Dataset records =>

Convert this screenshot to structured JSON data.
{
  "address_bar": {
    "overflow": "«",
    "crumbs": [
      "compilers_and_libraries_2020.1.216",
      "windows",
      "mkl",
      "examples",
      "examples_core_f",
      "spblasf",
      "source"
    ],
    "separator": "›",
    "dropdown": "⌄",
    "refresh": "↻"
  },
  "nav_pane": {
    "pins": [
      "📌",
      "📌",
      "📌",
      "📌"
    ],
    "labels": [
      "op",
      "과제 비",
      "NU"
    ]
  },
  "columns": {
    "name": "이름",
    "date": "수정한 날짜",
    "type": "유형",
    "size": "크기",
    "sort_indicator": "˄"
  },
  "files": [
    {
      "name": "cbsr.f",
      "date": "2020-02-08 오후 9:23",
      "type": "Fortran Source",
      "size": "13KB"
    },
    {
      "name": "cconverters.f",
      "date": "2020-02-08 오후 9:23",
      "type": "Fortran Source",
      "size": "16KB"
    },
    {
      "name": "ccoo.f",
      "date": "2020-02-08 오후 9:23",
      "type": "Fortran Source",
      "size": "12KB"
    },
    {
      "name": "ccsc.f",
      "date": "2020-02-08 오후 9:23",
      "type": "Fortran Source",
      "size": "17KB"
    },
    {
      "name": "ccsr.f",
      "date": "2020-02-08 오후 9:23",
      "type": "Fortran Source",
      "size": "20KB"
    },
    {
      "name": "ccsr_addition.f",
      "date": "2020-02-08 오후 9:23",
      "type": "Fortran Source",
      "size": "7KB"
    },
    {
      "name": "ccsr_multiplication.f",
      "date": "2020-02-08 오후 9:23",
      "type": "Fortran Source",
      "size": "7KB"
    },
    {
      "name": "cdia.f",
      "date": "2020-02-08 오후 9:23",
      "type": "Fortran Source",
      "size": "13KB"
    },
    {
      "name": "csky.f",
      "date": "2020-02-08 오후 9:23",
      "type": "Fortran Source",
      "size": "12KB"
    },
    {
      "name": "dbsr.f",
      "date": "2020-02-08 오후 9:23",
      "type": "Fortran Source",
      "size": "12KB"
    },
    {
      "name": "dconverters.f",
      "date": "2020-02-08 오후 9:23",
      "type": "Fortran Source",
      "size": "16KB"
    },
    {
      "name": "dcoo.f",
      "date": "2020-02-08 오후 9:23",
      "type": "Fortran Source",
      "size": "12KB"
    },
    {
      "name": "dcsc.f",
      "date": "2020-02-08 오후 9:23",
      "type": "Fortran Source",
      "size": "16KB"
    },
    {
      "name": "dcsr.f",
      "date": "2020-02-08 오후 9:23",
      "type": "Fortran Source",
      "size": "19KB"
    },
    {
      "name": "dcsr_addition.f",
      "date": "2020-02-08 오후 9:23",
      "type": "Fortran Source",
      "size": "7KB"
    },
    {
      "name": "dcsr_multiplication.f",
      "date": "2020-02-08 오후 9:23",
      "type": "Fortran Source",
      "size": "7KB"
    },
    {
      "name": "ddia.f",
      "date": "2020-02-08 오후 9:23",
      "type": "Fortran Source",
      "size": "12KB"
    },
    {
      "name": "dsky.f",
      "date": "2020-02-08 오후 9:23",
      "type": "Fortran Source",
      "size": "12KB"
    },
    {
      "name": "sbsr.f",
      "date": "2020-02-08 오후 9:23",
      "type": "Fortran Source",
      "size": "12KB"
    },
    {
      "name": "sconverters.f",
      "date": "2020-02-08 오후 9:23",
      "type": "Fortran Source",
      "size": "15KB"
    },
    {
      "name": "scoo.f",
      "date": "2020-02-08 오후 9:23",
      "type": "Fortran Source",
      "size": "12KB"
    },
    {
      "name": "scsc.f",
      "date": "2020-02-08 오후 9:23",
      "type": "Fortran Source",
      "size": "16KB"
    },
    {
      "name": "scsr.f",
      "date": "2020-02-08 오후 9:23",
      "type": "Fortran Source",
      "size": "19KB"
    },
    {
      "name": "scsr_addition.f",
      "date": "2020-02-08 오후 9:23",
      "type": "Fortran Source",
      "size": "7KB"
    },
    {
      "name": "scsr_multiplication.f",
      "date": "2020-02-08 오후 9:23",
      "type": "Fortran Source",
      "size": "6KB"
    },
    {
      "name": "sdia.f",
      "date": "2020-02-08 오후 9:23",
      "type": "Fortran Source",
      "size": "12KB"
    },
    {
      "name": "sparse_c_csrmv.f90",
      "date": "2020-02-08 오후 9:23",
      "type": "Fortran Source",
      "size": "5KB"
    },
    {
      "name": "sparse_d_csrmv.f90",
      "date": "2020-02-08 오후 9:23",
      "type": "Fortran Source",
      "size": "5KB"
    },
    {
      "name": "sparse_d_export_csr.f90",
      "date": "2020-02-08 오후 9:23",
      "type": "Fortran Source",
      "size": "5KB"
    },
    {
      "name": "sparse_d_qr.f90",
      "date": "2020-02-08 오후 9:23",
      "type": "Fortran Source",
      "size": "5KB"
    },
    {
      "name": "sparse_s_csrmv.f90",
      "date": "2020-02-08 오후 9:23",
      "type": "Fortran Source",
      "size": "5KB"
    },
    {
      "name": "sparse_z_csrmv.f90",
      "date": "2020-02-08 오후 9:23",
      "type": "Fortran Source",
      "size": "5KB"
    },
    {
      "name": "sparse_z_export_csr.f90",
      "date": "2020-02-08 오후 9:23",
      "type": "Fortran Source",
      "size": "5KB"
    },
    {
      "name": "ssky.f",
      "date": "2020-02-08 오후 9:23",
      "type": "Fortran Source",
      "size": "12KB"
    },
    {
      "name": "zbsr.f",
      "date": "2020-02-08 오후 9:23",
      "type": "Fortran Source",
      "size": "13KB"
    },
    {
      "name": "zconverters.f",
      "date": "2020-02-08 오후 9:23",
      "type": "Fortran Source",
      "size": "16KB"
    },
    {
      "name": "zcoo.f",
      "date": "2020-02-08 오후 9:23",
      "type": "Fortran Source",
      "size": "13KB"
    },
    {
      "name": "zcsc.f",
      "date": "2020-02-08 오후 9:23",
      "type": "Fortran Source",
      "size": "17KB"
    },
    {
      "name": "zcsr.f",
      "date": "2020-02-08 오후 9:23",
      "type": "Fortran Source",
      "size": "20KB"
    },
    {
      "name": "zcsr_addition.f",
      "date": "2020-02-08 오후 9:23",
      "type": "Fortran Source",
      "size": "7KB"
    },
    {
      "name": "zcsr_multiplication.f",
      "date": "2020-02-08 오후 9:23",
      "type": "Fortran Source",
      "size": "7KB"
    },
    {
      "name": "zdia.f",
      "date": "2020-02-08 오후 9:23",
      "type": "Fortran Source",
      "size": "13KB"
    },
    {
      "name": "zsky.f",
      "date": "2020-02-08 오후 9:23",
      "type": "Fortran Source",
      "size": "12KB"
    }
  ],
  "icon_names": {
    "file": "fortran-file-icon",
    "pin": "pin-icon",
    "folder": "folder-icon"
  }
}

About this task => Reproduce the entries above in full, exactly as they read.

Task output =>
Convert this screenshot to structured JSON data.
{
  "address_bar": {
    "overflow": "«",
    "crumbs": [
      "compilers_and_libraries_2020.1.216",
      "windows",
      "mkl",
      "examples",
      "examples_core_f",
      "spblasf",
      "source"
    ],
    "separator": "›",
    "dropdown": "⌄",
    "refresh": "↻"
  },
  "nav_pane": {
    "pins": [
      "📌",
      "📌",
      "📌",
      "📌"
    ],
    "labels": [
      "op",
      "과제 비",
      "NU"
    ]
  },
  "columns": {
    "name": "이름",
    "date": "수정한 날짜",
    "type": "유형",
    "size": "크기",
    "sort_indicator": "˄"
  },
  "files": [
    {
      "name": "cbsr.f",
      "date": "2020-02-08 오후 9:23",
      "type": "Fortran Source",
      "size": "13KB"
    },
    {
      "name": "cconverters.f",
      "date": "2020-02-08 오후 9:23",
      "type": "Fortran Source",
      "size": "16KB"
    },
    {
      "name": "ccoo.f",
      "date": "2020-02-08 오후 9:23",
      "type": "Fortran Source",
      "size": "12KB"
    },
    {
      "name": "ccsc.f",
      "date": "2020-02-08 오후 9:23",
      "type": "Fortran Source",
      "size": "17KB"
    },
    {
      "name": "ccsr.f",
      "date": "2020-02-08 오후 9:23",
      "type": "Fortran Source",
      "size": "20KB"
    },
    {
      "name": "ccsr_addition.f",
      "date": "2020-02-08 오후 9:23",
      "type": "Fortran Source",
      "size": "7KB"
    },
    {
      "name": "ccsr_multiplication.f",
      "date": "2020-02-08 오후 9:23",
      "type": "Fortran Source",
      "size": "7KB"
    },
    {
      "name": "cdia.f",
      "date": "2020-02-08 오후 9:23",
      "type": "Fortran Source",
      "size": "13KB"
    },
    {
      "name": "csky.f",
      "date": "2020-02-08 오후 9:23",
      "type": "Fortran Source",
      "size": "12KB"
    },
    {
      "name": "dbsr.f",
      "date": "2020-02-08 오후 9:23",
      "type": "Fortran Source",
      "size": "12KB"
    },
    {
      "name": "dconverters.f",
      "date": "2020-02-08 오후 9:23",
      "type": "Fortran Source",
      "size": "16KB"
    },
    {
      "name": "dcoo.f",
      "date": "2020-02-08 오후 9:23",
      "type": "Fortran Source",
      "size": "12KB"
    },
    {
      "name": "dcsc.f",
      "date": "2020-02-08 오후 9:23",
      "type": "Fortran Source",
      "size": "16KB"
    },
    {
      "name": "dcsr.f",
      "date": "2020-02-08 오후 9:23",
      "type": "Fortran Source",
      "size": "19KB"
    },
    {
      "name": "dcsr_addition.f",
      "date": "2020-02-08 오후 9:23",
      "type": "Fortran Source",
      "size": "7KB"
    },
    {
      "name": "dcsr_multiplication.f",
      "date": "2020-02-08 오후 9:23",
      "type": "Fortran Source",
      "size": "7KB"
    },
    {
      "name": "ddia.f",
      "date": "2020-02-08 오후 9:23",
      "type": "Fortran Source",
      "size": "12KB"
    },
    {
      "name": "dsky.f",
      "date": "2020-02-08 오후 9:23",
      "type": "Fortran Source",
      "size": "12KB"
    },
    {
      "name": "sbsr.f",
      "date": "2020-02-08 오후 9:23",
      "type": "Fortran Source",
      "size": "12KB"
    },
    {
      "name": "sconverters.f",
      "date": "2020-02-08 오후 9:23",
      "type": "Fortran Source",
      "size": "15KB"
    },
    {
      "name": "scoo.f",
      "date": "2020-02-08 오후 9:23",
      "type": "Fortran Source",
      "size": "12KB"
    },
    {
      "name": "scsc.f",
      "date": "2020-02-08 오후 9:23",
      "type": "Fortran Source",
      "size": "16KB"
    },
    {
      "name": "scsr.f",
      "date": "2020-02-08 오후 9:23",
      "type": "Fortran Source",
      "size": "19KB"
    },
    {
      "name": "scsr_addition.f",
      "date": "2020-02-08 오후 9:23",
      "type": "Fortran Source",
      "size": "7KB"
    },
    {
      "name": "scsr_multiplication.f",
      "date": "2020-02-08 오후 9:23",
      "type": "Fortran Source",
      "size": "6KB"
    },
    {
      "name": "sdia.f",
      "date": "2020-02-08 오후 9:23",
      "type": "Fortran Source",
      "size": "12KB"
    },
    {
      "name": "sparse_c_csrmv.f90",
      "date": "2020-02-08 오후 9:23",
      "type": "Fortran Source",
      "size": "5KB"
    },
    {
      "name": "sparse_d_csrmv.f90",
      "date": "2020-02-08 오후 9:23",
      "type": "Fortran Source",
      "size": "5KB"
    },
    {
      "name": "sparse_d_export_csr.f90",
      "date": "2020-02-08 오후 9:23",
      "type": "Fortran Source",
      "size": "5KB"
    },
    {
      "name": "sparse_d_qr.f90",
      "date": "2020-02-08 오후 9:23",
      "type": "Fortran Source",
      "size": "5KB"
    },
    {
      "name": "sparse_s_csrmv.f90",
      "date": "2020-02-08 오후 9:23",
      "type": "Fortran Source",
      "size": "5KB"
    },
    {
      "name": "sparse_z_csrmv.f90",
      "date": "2020-02-08 오후 9:23",
      "type": "Fortran Source",
      "size": "5KB"
    },
    {
      "name": "sparse_z_export_csr.f90",
      "date": "2020-02-08 오후 9:23",
      "type": "Fortran Source",
      "size": "5KB"
    },
    {
      "name": "ssky.f",
      "date": "2020-02-08 오후 9:23",
      "type": "Fortran Source",
      "size": "12KB"
    },
    {
      "name": "zbsr.f",
      "date": "2020-02-08 오후 9:23",
      "type": "Fortran Source",
      "size": "13KB"
    },
    {
      "name": "zconverters.f",
      "date": "2020-02-08 오후 9:23",
      "type": "Fortran Source",
      "size": "16KB"
    },
    {
      "name": "zcoo.f",
      "date": "2020-02-08 오후 9:23",
      "type": "Fortran Source",
      "size": "13KB"
    },
    {
      "name": "zcsc.f",
      "date": "2020-02-08 오후 9:23",
      "type": "Fortran Source",
      "size": "17KB"
    },
    {
      "name": "zcsr.f",
      "date": "2020-02-08 오후 9:23",
      "type": "Fortran Source",
      "size": "20KB"
    },
    {
      "name": "zcsr_addition.f",
      "date": "2020-02-08 오후 9:23",
      "type": "Fortran Source",
      "size": "7KB"
    },
    {
      "name": "zcsr_multiplication.f",
      "date": "2020-02-08 오후 9:23",
      "type": "Fortran Source",
      "size": "7KB"
    },
    {
      "name": "zdia.f",
      "date": "2020-02-08 오후 9:23",
      "type": "Fortran Source",
      "size": "13KB"
    },
    {
      "name": "zsky.f",
      "date": "2020-02-08 오후 9:23",
      "type": "Fortran Source",
      "size": "12KB"
    }
  ],
  "icon_names": {
    "file": "fortran-file-icon",
    "pin": "pin-icon",
    "folder": "folder-icon"
  }
}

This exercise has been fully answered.